Records supplied:
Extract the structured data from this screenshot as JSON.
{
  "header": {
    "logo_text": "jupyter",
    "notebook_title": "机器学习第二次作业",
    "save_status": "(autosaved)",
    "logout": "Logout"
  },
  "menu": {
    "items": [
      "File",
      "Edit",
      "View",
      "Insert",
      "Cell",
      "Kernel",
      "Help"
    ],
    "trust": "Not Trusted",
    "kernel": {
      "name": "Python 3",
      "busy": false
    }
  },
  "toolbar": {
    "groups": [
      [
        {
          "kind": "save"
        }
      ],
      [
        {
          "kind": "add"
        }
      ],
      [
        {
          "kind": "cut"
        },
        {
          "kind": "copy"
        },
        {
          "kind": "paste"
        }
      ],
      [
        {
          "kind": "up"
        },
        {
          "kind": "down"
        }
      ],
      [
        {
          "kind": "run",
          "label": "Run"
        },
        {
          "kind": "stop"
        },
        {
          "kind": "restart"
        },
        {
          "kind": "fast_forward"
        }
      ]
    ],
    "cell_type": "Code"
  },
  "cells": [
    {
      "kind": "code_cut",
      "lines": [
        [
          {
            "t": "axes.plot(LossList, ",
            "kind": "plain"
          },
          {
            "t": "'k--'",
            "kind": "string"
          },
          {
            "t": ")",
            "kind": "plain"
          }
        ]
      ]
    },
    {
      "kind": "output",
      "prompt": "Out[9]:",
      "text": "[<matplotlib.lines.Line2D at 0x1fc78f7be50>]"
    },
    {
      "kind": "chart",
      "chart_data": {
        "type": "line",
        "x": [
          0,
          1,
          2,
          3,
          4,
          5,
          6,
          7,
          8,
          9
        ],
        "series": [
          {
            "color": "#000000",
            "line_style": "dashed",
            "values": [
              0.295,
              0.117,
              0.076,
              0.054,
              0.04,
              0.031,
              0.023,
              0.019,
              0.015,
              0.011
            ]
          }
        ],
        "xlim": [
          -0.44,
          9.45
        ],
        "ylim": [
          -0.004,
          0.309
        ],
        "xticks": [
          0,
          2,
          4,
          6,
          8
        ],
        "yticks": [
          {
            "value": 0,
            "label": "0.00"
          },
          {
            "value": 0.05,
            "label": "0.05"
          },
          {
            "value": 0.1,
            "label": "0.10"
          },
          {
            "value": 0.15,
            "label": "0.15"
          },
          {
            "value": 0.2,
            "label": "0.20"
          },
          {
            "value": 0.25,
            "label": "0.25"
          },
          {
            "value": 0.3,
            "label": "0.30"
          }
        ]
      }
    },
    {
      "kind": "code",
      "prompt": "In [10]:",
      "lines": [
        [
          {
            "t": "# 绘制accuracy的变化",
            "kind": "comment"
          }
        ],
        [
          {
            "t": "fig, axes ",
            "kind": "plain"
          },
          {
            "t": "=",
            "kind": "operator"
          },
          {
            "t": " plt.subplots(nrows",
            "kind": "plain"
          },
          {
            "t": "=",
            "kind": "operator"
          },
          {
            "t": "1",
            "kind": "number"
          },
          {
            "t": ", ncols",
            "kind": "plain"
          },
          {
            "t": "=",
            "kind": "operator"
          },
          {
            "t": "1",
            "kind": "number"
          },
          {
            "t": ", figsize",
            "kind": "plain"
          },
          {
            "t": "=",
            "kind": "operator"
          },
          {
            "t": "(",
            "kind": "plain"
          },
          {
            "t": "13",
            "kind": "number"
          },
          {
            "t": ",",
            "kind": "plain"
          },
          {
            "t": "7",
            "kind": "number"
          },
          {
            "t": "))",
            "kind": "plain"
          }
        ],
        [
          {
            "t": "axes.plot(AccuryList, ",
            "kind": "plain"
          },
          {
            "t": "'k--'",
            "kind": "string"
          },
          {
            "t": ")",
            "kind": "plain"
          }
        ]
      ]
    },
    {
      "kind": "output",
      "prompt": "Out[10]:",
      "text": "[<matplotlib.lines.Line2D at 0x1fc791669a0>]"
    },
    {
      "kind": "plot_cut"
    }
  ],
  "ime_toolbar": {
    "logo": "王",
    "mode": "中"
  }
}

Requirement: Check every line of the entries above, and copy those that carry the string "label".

Task solution:
          "label": "Run"
            "label": "0.00"
            "label": "0.05"
            "label": "0.10"
            "label": "0.15"
            "label": "0.20"
            "label": "0.25"
            "label": "0.30"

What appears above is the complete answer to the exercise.